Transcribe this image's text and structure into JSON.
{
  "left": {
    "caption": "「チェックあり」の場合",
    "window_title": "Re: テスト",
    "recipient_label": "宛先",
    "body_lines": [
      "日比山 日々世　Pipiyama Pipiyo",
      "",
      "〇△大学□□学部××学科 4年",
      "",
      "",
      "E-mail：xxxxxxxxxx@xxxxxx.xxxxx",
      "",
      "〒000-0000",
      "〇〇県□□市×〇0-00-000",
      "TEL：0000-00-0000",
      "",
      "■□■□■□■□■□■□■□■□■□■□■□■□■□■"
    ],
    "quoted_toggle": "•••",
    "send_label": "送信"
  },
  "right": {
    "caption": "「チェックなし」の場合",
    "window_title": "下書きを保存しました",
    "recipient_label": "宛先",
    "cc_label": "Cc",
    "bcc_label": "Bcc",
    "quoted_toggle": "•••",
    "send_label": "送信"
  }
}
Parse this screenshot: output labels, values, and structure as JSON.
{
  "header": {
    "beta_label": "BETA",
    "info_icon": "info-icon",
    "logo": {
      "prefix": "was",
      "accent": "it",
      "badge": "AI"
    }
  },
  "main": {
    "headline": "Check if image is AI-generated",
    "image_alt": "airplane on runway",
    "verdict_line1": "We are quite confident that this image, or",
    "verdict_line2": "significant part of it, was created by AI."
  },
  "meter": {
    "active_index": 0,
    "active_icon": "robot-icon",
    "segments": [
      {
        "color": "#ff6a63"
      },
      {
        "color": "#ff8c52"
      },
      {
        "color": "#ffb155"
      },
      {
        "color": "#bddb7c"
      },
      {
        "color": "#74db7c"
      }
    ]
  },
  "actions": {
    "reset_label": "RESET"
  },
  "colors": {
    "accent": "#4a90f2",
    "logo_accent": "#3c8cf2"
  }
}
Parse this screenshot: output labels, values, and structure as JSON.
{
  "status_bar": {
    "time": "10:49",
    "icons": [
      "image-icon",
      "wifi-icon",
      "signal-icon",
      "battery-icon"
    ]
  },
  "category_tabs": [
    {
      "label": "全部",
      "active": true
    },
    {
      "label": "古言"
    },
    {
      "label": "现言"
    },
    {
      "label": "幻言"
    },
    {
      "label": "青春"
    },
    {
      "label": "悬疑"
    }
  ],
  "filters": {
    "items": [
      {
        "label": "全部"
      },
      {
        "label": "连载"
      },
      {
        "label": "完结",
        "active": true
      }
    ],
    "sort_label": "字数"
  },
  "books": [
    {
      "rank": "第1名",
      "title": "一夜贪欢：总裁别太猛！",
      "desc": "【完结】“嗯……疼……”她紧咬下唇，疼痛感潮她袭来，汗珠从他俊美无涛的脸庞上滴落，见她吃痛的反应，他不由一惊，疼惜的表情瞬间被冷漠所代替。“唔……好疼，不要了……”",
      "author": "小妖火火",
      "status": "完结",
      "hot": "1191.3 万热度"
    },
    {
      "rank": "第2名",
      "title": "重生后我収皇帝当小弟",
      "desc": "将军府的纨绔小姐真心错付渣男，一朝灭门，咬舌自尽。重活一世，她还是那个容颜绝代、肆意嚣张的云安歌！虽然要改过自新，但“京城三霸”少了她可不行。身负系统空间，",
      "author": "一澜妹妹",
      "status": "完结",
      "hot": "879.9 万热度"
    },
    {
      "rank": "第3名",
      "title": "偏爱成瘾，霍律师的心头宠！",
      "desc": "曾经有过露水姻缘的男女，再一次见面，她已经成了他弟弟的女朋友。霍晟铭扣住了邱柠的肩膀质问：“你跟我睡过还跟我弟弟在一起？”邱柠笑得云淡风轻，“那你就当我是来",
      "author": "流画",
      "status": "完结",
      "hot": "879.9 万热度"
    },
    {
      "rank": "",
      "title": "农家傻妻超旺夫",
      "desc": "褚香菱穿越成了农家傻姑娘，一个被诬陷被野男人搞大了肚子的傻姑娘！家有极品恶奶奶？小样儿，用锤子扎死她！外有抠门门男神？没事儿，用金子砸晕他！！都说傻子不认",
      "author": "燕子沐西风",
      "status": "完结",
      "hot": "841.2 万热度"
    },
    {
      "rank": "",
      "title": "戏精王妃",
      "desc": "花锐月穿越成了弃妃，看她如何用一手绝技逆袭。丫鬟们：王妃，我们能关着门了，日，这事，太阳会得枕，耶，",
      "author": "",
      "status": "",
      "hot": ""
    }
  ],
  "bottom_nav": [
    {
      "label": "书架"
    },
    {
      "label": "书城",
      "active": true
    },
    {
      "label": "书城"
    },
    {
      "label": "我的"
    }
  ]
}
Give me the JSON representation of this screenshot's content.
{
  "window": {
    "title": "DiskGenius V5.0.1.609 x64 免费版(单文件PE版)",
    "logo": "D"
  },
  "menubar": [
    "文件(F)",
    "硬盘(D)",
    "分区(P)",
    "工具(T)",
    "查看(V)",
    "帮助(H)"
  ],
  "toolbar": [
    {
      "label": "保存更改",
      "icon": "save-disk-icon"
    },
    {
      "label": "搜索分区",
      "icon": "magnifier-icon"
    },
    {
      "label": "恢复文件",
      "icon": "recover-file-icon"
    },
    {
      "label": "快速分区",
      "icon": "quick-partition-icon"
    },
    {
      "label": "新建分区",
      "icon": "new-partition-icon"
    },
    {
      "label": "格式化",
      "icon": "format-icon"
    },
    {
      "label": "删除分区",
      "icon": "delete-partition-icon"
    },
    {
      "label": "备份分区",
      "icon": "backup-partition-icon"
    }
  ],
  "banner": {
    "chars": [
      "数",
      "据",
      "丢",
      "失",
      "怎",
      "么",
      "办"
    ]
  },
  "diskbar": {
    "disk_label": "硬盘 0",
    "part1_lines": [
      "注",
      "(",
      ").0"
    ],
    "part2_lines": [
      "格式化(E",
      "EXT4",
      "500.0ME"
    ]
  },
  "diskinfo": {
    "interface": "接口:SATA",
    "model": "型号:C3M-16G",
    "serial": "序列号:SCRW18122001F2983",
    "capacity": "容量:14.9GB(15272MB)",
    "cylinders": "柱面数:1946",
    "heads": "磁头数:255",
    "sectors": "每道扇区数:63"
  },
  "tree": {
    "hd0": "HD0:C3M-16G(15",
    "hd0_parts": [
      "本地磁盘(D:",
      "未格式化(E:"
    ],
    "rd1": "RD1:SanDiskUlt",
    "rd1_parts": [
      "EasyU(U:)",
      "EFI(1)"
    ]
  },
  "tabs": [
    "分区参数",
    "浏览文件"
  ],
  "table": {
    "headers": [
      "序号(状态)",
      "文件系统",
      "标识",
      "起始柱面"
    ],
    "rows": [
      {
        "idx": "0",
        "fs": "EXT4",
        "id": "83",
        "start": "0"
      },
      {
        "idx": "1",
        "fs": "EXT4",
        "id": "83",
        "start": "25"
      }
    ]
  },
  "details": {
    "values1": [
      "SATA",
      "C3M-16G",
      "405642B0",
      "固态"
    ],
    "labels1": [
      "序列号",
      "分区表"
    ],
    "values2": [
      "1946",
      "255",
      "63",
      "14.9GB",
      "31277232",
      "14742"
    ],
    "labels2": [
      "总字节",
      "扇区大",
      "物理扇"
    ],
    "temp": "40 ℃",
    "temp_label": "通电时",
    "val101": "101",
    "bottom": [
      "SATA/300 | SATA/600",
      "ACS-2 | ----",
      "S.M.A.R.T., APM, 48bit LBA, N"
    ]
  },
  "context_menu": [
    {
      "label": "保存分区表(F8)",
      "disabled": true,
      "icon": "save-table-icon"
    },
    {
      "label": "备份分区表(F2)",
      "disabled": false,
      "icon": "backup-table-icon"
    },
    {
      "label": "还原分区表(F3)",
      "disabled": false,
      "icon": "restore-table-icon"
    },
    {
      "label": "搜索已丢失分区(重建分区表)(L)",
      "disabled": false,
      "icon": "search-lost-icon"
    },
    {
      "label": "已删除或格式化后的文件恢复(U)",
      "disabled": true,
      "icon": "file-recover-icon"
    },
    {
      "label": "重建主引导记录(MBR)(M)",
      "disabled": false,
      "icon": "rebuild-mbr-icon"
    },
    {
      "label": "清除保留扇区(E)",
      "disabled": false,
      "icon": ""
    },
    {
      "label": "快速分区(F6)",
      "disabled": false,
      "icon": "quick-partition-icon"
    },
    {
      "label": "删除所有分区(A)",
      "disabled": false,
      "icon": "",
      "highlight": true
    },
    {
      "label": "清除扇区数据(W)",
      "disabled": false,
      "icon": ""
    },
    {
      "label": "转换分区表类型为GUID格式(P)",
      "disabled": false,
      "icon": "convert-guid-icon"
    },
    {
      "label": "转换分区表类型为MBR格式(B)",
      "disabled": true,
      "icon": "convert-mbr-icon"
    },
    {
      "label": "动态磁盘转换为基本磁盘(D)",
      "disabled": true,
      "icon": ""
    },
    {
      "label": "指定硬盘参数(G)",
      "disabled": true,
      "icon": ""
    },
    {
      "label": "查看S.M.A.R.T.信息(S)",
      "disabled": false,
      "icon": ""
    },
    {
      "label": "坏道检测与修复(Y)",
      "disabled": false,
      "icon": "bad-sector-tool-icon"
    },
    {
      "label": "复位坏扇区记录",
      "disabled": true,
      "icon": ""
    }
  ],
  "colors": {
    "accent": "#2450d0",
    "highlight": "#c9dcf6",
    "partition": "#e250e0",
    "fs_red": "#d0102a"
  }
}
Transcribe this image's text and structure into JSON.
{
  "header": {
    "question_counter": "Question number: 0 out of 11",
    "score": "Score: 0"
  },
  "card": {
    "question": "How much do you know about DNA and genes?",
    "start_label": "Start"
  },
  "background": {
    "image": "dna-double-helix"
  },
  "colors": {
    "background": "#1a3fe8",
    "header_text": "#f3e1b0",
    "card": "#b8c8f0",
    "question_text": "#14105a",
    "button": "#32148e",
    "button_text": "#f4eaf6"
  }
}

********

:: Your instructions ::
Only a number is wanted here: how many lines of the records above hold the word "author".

:: Completed task ::
5